▸ **Task requirements**: Read the records beneath this task and copy every line that contains the string "screenshot".

··· Data in this exercise

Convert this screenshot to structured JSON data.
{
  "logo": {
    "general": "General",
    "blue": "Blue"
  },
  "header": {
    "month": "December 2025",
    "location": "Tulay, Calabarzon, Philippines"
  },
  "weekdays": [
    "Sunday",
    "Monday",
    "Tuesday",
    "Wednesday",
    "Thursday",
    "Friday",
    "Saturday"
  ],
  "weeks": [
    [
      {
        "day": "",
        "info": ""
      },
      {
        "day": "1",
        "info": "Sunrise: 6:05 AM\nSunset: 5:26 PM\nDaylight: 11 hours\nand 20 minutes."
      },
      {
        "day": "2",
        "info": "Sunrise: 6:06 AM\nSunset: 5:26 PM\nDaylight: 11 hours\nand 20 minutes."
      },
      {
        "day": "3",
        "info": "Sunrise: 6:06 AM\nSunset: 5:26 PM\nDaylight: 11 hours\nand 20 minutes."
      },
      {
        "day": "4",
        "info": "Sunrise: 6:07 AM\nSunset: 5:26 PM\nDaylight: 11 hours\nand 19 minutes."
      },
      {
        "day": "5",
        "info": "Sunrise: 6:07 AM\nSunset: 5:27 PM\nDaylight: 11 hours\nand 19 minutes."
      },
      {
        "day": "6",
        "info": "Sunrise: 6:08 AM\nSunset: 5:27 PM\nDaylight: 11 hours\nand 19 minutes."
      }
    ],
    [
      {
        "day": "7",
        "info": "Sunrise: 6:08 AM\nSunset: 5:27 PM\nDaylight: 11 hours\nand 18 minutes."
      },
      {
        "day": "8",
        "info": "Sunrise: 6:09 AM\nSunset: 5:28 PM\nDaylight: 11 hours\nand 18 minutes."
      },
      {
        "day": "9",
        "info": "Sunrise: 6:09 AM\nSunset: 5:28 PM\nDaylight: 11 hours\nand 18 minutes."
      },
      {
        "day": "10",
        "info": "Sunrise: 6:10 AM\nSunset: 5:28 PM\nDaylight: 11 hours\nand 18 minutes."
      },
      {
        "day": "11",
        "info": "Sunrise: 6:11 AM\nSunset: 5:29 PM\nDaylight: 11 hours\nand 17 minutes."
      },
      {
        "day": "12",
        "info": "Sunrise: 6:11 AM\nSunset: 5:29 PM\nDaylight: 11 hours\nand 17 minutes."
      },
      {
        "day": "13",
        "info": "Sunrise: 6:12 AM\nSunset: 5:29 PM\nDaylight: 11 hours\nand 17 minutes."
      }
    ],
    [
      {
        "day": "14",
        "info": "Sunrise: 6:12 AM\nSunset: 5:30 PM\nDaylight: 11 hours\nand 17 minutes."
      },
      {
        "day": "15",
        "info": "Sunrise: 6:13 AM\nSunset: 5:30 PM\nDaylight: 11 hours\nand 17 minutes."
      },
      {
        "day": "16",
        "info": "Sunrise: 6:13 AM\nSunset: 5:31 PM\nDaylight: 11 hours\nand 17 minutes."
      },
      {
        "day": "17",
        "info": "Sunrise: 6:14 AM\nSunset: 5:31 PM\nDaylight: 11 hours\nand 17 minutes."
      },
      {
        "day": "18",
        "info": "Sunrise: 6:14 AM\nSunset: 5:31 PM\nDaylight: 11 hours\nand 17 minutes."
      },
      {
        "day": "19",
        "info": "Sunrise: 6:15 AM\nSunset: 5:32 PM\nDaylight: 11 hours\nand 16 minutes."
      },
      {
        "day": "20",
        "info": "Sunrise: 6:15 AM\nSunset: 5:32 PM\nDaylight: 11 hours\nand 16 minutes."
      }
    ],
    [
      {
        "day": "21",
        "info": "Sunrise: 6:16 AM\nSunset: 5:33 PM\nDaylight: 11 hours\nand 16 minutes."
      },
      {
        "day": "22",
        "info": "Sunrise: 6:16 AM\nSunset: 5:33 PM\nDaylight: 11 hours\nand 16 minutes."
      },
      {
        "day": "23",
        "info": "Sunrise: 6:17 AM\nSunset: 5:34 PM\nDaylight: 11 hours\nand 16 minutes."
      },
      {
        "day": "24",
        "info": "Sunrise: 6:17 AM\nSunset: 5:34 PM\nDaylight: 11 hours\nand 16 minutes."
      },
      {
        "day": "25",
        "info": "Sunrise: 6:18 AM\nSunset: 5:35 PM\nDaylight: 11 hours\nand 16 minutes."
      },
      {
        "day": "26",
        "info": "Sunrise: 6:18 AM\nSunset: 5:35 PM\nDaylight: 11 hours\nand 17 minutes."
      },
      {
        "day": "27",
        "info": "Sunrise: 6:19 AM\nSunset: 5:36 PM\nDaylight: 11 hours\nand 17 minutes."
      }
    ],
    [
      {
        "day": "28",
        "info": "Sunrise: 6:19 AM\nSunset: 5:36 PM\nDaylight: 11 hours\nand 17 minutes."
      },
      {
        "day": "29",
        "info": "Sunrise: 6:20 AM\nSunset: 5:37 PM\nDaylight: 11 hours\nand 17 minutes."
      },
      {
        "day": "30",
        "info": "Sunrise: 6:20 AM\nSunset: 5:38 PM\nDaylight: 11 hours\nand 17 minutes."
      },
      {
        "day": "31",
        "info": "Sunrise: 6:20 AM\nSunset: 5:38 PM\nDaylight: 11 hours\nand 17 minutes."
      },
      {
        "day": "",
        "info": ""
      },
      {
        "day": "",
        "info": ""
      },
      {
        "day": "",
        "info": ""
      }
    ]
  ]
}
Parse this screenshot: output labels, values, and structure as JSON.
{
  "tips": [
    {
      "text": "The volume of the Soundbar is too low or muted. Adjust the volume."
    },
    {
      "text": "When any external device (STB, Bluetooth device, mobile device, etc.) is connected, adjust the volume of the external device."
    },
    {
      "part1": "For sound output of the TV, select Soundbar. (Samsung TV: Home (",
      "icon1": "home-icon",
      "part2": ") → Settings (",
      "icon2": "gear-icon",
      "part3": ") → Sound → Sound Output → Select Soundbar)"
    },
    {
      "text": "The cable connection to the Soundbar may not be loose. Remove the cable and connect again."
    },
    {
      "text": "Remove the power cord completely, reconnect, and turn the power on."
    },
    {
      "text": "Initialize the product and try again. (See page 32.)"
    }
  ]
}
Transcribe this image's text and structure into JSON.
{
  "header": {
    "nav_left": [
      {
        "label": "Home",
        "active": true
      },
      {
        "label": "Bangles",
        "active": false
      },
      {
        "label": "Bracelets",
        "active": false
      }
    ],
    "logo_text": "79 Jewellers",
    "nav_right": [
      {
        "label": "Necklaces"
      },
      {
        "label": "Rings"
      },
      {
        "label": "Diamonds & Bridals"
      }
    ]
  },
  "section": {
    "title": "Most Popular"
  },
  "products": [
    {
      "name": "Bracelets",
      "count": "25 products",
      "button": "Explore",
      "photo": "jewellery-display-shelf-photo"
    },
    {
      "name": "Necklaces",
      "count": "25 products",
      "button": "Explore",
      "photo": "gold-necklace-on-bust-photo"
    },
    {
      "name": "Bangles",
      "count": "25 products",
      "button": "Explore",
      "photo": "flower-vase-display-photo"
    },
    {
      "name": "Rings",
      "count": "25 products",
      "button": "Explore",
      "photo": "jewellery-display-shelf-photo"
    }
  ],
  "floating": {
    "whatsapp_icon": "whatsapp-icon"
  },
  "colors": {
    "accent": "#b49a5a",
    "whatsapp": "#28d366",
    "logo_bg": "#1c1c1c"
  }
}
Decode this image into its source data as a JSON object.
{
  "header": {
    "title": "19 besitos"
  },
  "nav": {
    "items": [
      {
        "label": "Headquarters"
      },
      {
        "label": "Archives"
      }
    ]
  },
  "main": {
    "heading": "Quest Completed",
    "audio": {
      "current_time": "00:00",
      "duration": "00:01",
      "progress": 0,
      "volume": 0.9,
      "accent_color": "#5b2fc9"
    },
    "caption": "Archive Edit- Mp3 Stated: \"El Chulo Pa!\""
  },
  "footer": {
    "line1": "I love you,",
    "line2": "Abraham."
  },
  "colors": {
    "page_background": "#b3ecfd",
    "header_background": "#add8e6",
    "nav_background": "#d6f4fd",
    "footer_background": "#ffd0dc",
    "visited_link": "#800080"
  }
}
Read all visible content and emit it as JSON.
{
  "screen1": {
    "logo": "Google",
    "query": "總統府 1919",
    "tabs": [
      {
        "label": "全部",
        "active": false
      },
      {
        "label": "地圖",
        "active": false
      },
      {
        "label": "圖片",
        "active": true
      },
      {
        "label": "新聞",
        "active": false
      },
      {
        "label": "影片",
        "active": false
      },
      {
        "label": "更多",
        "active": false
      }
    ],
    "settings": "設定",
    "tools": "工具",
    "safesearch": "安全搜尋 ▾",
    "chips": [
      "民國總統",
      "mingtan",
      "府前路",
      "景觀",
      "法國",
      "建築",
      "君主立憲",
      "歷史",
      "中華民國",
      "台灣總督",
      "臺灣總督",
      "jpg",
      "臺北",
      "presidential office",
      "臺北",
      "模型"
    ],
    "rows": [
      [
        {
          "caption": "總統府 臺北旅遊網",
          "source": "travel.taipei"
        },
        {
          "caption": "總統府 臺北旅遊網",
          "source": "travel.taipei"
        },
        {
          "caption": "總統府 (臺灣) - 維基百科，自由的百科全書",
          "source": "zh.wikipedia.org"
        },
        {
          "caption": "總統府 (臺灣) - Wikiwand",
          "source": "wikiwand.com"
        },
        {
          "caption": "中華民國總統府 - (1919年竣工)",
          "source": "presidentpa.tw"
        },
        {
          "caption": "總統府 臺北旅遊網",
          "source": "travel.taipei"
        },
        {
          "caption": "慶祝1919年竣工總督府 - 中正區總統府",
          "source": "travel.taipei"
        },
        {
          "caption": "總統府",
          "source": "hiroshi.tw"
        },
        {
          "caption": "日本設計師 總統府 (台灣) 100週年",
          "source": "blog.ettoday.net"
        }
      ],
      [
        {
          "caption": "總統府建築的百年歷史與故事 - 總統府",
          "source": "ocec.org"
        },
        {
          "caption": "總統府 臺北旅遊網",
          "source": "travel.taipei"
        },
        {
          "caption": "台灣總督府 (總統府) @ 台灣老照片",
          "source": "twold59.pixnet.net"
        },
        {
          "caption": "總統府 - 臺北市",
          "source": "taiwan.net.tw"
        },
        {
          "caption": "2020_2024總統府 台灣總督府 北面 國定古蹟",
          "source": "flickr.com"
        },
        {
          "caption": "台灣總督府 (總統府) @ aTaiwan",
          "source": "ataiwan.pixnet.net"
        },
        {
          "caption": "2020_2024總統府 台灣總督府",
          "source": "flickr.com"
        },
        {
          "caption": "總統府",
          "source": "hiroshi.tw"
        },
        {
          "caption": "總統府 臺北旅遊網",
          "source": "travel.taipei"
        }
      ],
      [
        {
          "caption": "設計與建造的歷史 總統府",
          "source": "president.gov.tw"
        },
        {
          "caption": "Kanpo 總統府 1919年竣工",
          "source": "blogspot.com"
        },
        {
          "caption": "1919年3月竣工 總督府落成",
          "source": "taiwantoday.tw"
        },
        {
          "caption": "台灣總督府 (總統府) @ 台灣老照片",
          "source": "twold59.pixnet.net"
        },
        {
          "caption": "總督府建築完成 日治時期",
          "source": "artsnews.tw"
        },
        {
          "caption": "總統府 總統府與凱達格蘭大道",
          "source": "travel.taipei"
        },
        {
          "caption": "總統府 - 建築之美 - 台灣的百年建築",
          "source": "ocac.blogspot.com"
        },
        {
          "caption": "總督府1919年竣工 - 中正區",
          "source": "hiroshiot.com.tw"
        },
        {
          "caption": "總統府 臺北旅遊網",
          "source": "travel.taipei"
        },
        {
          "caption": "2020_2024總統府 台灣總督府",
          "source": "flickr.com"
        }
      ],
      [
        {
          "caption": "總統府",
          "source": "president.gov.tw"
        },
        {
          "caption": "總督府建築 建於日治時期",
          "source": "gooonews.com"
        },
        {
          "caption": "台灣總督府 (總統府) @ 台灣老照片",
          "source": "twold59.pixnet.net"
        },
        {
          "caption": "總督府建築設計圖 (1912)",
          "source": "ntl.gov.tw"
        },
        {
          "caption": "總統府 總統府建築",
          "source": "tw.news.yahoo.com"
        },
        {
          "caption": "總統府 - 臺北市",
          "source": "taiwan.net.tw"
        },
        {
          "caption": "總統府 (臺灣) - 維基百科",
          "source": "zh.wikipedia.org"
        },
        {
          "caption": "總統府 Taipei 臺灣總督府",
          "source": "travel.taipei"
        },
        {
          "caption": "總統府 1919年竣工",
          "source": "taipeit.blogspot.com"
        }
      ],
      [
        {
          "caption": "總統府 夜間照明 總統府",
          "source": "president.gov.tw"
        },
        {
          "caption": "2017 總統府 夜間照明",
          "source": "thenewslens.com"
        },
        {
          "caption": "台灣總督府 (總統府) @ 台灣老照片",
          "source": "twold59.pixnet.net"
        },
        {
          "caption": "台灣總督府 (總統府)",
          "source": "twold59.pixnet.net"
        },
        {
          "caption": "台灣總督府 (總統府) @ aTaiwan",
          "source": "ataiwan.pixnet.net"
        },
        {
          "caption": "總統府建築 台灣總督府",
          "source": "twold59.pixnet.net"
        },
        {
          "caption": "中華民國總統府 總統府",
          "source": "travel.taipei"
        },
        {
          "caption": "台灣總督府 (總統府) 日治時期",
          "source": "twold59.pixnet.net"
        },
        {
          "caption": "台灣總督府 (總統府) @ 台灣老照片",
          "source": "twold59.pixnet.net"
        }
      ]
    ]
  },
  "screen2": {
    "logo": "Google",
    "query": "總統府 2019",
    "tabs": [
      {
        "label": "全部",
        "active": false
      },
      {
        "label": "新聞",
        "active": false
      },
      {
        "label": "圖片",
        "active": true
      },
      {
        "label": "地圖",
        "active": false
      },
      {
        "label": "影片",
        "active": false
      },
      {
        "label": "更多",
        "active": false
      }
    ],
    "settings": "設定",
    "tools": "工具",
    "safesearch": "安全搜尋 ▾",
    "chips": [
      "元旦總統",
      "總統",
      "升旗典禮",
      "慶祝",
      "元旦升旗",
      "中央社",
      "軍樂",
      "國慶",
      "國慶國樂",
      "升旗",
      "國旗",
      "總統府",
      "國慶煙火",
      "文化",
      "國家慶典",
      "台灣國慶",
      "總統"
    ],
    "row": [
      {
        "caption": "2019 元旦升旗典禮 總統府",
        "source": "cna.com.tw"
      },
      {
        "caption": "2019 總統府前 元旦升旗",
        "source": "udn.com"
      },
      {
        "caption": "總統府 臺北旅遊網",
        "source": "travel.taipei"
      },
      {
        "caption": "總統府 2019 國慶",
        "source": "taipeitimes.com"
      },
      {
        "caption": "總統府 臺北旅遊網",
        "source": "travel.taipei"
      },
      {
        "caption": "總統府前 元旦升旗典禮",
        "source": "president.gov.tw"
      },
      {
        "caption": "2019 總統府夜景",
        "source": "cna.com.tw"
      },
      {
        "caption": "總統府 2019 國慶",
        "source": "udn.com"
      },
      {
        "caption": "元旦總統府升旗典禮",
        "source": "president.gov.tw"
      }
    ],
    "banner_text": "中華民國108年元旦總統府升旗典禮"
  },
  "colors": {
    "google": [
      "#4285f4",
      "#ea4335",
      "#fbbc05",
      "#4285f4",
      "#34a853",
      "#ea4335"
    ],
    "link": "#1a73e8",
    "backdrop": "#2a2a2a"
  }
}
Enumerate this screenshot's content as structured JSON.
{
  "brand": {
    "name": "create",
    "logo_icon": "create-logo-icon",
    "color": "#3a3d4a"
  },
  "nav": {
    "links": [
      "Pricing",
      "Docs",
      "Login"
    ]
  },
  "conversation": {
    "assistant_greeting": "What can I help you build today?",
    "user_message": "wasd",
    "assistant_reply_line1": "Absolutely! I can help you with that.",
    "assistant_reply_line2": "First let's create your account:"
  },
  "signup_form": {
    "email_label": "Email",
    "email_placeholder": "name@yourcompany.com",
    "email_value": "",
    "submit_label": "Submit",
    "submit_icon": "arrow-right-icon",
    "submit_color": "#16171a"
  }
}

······

▸ **Output for this exercise**:
Convert this screenshot to structured JSON data.
Parse this screenshot: output labels, values, and structure as JSON.
Enumerate this screenshot's content as structured JSON.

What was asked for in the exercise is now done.